Trolling is making provocative or offensive comments on-line to get a reaction. Trolls usually operate anonymously. Internet trolls hit the headlines this summer when they threatened Caroline Criado-Perez following her twitter campaign to have Jane Austen's image on the £10 note.
Why, you may ask, do employers need to worry about this? Think for a moment how you would react if one of your employees was publicly named as an internet troll. What damage could such a revelation to do your business? What would you do if you found that one of your employees was trolling a colleague or customer? The reputational damage alone could be devastating.
The digital world is now so fast paced that it is difficult to ensure that your work place policies keep up to date with change. Most employers have email use policies in place, but many have yet to put a full social media policy in place. As prevention is always better than cure, it is vitally important that you train your employees to ensure that they understand the implications of the policy. ACAS recommends a 'common sense' approach to social media and suggests that employers treat on-line behaviour in the same way as off-line behaviour. What is crucial is that employees are aware that their on-line behaviour may bring the business into disrepute or amount to harassment of their colleagues irrespective of whether it happens at work or on their own time and on their own device.

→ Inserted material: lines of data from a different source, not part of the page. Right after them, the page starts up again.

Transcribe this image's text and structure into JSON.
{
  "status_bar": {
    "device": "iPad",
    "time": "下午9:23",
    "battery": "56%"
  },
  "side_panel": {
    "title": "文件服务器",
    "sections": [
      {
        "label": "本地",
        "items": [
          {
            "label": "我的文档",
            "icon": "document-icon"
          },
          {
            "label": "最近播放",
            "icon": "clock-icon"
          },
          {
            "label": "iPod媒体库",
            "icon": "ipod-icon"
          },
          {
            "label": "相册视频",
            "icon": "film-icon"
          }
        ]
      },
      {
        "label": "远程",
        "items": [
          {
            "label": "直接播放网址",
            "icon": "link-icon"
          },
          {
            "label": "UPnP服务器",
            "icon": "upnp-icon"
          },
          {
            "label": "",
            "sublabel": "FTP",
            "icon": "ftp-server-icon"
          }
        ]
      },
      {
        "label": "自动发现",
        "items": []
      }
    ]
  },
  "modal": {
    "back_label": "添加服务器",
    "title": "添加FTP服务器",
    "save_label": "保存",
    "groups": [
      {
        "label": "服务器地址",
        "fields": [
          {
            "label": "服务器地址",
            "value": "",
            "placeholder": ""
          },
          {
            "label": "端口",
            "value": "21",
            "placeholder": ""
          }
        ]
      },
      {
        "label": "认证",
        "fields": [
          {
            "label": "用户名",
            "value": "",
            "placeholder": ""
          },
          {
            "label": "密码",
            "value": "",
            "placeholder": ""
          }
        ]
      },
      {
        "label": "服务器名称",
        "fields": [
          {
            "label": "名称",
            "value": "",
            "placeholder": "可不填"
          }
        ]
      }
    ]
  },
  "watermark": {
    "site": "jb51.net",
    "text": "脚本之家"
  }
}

Smart employers are not adopting a 'wait and see' approach and hoping for the best. They are putting in place social media policies, often in conjunction with their employees, and ensuring their employees are fully trained to understand the dangers of social media and the potential consequences of their actions.